Mobile devices have undoubtedly become a “ubiquitous shopping accessory,” coming in handy for shoppers who scratch and claw for the absolute lowest prices, as well as those who find it convenient to shop straight from their smartphone or tablet. To no surprise, more evidence has surfaced that suggests this trend isn’t going anywhere, and businesses that lack a fully functional website across multiple platforms are clearly at a stark disadvantage to those that have responsive or mobile-ready sites.
An unprecedented shift in mobile spending shows that consumers indeed use their smartphones and tablets during the current holiday shopping spree, and by 2014, mobile payments are pegged to jump to $630 billion.
It’s almost unheard of to come across a major brand that doesn’t have a website optimized for mobile. Eighty-two percent of the top 50 retailers, including brands like Best Buy and Walgreens, are mobile-ready, with 72 percent of those boasting a smartphone or tablet app. But what about small to medium-sized businesses? Has your business taken the necessary steps to adapt?
According to a report from BGR News, experts project holiday tablet and smartphone sales to grow nearly 56 and 40 percent, respectively. Expect PCs sales to sag as a result. With that said, consumers are becoming more comfortable making purchases using these devices.
“Last year’s first-time smartphone owner is this year’s first-time showroomer and maybe next year’s first-time dabbler in tablet commerce,” said comScore’s Eli Goodman.
While smartphone usage has steadily increased in the past five years or so, tablet ownership is growing at an astounding pace, according to comScore. With plenty of options to choose from—the iPad, Kindle, Nexus, etc.—“adoption will continue at breakneck speed.”
Those people are less apt to “dabble” in tablet commerce on your site if it lacks full functionality on that device. Last week, Mashable’s Pete Cashmore penned an article entitled: “Why 2013 is the Year of Responsive Web Design” — particularly for content-heavy sites like Mashable and The Boston Globe, for instance. Sites crafted using responsive design adapt to the layout of the window in which you’re viewing, regardless of whether you’re viewing from a smartphone or tablet device.

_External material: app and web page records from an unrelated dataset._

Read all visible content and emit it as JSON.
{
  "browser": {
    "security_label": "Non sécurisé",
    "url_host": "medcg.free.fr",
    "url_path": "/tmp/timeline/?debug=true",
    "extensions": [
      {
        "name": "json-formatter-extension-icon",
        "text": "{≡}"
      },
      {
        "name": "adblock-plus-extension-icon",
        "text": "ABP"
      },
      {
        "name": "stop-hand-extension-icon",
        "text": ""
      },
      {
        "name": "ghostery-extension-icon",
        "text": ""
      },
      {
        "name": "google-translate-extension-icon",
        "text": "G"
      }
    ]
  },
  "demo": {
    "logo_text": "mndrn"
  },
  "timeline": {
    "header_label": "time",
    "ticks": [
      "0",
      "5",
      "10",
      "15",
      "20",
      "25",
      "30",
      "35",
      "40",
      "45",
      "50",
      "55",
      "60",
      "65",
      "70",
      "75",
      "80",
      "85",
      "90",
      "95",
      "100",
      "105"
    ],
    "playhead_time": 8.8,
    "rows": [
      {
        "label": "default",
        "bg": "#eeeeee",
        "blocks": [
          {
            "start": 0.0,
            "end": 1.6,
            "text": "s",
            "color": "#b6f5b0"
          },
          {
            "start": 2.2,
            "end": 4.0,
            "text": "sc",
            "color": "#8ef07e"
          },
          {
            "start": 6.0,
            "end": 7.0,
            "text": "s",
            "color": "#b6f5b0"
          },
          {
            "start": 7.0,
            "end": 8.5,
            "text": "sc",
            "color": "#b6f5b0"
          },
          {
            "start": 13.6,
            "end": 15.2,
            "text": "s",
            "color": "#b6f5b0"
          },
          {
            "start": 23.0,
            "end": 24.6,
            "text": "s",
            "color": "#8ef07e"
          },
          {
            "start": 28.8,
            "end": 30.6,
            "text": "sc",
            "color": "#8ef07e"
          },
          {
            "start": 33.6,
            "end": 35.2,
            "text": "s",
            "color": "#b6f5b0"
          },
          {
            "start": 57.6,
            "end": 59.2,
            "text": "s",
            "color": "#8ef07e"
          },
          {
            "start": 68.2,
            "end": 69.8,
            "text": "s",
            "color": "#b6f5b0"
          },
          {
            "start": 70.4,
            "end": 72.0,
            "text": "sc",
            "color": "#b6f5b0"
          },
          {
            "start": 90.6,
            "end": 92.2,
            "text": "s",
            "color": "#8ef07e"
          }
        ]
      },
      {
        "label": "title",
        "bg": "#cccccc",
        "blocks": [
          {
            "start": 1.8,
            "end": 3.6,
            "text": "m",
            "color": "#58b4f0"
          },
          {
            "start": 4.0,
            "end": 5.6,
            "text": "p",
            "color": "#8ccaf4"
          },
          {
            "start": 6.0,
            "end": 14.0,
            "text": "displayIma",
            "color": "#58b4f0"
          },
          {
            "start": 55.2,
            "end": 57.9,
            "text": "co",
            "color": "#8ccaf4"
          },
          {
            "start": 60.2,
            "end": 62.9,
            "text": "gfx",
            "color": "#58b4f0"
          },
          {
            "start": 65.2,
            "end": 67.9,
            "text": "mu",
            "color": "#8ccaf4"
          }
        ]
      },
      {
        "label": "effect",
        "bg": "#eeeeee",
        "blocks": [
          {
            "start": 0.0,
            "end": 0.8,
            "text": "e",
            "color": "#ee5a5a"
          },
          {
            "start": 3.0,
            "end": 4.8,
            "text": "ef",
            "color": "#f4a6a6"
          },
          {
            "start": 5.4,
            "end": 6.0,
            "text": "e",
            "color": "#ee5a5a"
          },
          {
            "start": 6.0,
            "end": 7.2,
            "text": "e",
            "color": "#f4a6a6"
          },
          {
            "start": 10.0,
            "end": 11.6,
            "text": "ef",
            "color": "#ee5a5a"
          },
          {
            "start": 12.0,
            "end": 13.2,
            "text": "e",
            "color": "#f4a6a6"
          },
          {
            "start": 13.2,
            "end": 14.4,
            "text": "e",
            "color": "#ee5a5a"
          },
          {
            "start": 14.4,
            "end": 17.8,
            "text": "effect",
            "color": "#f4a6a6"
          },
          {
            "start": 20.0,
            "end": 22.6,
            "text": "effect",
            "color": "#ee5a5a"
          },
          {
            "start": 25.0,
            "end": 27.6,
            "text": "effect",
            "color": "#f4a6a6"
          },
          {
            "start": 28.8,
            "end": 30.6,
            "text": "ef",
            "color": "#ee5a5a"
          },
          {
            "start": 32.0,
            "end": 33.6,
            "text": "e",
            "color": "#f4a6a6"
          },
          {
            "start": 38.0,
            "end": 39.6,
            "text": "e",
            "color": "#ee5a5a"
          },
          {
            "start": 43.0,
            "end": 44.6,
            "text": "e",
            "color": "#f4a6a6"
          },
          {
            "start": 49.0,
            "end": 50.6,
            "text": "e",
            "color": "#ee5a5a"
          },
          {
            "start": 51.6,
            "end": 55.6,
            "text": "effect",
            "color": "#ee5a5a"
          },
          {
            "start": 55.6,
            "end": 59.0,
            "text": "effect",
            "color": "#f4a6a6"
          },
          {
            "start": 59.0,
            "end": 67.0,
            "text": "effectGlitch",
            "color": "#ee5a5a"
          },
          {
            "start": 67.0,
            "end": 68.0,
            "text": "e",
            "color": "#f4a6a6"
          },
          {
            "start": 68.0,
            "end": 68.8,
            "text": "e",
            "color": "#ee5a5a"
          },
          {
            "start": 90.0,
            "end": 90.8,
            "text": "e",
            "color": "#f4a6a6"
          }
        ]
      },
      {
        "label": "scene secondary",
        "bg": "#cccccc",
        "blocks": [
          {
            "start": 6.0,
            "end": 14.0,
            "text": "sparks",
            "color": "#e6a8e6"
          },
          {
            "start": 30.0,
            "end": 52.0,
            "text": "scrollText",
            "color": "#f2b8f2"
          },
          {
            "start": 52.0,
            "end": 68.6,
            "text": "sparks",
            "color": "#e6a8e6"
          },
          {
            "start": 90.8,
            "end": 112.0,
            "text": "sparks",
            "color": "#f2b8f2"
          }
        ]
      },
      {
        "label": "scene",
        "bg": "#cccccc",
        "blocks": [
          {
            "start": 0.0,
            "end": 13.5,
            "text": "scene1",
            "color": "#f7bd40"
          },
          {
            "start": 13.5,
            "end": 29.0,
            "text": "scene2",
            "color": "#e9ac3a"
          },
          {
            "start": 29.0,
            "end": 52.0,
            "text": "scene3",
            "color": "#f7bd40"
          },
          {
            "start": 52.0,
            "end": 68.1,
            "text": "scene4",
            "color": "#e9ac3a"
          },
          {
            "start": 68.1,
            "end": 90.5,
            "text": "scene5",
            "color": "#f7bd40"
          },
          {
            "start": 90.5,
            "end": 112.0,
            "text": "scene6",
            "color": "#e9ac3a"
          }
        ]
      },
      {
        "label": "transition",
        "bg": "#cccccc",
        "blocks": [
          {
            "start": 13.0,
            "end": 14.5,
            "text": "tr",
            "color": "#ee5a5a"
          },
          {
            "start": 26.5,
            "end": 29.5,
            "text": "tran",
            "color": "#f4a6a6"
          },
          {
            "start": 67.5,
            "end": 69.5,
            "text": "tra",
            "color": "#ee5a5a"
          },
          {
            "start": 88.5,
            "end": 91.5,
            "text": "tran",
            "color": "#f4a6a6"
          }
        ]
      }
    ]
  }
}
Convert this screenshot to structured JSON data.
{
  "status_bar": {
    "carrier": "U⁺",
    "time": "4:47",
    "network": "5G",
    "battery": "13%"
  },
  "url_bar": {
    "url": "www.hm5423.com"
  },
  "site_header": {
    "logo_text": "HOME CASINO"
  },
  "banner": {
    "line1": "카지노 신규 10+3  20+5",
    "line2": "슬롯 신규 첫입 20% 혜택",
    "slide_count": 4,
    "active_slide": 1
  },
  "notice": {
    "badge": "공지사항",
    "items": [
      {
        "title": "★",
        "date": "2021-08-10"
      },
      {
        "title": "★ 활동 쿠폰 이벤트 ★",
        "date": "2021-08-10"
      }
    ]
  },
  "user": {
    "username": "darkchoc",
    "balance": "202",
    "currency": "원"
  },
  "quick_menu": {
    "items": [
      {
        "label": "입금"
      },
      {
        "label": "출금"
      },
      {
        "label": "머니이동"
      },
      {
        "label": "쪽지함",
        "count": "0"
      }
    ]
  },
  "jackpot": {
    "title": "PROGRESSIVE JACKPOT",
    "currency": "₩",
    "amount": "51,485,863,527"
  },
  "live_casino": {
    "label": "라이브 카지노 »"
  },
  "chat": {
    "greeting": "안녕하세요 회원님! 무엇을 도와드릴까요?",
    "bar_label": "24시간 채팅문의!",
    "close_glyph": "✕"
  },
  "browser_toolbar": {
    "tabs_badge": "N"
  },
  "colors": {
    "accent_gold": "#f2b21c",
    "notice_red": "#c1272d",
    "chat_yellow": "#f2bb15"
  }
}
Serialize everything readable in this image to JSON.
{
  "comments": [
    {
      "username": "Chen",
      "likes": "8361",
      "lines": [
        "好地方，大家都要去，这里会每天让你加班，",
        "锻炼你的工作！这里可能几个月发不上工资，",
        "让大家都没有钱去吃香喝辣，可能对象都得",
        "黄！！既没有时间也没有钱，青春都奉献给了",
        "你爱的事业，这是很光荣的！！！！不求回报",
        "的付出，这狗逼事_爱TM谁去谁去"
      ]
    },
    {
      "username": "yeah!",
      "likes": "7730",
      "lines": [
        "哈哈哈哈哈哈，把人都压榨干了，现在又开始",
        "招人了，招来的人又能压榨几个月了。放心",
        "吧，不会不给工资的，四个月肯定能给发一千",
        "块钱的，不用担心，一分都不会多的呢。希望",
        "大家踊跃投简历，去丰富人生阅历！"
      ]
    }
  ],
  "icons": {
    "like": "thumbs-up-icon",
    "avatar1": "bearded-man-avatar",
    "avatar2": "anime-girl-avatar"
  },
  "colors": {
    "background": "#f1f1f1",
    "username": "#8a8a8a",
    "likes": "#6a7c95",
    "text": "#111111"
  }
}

Courtesy of comScore
The IDC forecasts more than 122 million tablets shipped worldwide due to high demand in 2012. And according to Gartner, mobile phones will trump PCs as the most common device in which we access the web. Furthermore, IDC predicts that tablet shipments worldwide “should reach 282.7 million.” Conceivably, more people using tablets and smartphones will equate only to more people becoming more apt to use their devices to research and purchase items.
Business owners must understand what it is their intended audience is looking for when accessing their website/application on a mobile device before deciding whether a responsive-built site is in their best interests.
Consumers will simply turn their backs on a website that is not optimized for mobile use. According to Mashable, a Google survey revealed the following:
- The majority of the 1,088 adult smartphone owners tallied said that they would promptly leave a site if it is not optimized for mobile and instead will visit a competitor’s mobile-capable site.
- A poor mobile experience can actually hurt your brand. More than half of the people surveyed admitted that a dreadful mobile experience caused them to turn their back on that particular company in the future.
- Most importantly, consumers will return as a result of a pleasant mobile experience and ultimately buy from you.
Although responsive design has its shortcomings for “image-heavy sites”, as detailed by Don Davis of Internet Retailer, it is one of the most cost-effective ways for small to medium-sized businesses to adjust to the shift in mobile.
Below are five exceptional examples of responsive design, including our recently designed blog (shameless plug).
1. Mainstreethost’s Search Marketing Blog
Images courtesy of Patrick Depuy